Excipient (pharmacologically inactive substance)
What is Polyethylene Glycol 300?
Polyethylene glycol, referred to as PEG, is used as an inactive ingredient in the pharmaceutical industry as a solvent, plasticizer, surfactant, ointment and suppository base, and tablet and capsule lubricant. PEG has low toxicity with systemic absorption less than 0.5%.
PEGylation occurs when PEGs are attached to various protein medications, allowing for greater solubility for certain drugs. Examples of PEGylated medications include PEG-interferon alpha (Pegintron) and PEG-filgrastim (Neulasta). PEG is also available as a bowel prep for colonoscopy procedures and as a laxative.
PEG 400 indicates the average molecular weight of the specific PEG at 400. PEG 3350 is a laxative available over-the-counter by the name of Miralax. In this case, PEG is considered an active ingredient, even though systemic absorption is less than 0.5%.
 Dave RH. Overview of pharmaceutical excipients used in tablets and capsules.

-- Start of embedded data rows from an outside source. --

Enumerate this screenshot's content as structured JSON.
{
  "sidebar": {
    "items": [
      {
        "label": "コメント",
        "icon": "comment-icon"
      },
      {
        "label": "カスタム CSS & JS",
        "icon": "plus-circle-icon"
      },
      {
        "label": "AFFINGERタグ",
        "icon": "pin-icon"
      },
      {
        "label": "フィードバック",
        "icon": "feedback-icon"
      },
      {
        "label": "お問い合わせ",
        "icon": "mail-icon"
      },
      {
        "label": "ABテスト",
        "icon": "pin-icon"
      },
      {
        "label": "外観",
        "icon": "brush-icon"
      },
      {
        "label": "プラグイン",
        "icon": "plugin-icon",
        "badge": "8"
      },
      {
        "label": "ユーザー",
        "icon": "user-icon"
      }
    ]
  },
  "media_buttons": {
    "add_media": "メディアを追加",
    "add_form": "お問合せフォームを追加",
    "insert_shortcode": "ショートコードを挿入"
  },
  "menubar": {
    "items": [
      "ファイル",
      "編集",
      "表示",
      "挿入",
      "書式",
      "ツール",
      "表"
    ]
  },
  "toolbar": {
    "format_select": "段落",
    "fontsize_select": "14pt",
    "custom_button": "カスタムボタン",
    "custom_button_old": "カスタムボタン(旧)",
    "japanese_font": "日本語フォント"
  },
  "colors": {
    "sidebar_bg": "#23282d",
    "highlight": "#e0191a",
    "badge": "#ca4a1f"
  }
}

Drug Topics (online). Advanstar. 10/24/2008 http://drugtopics.modernmedicine.com/drugtopics/Top+News/Overview-of-pharmaceutical-excipients-used-in-tabl/ArticleStandard/Article/detail/561047. Accessed 08/19/2011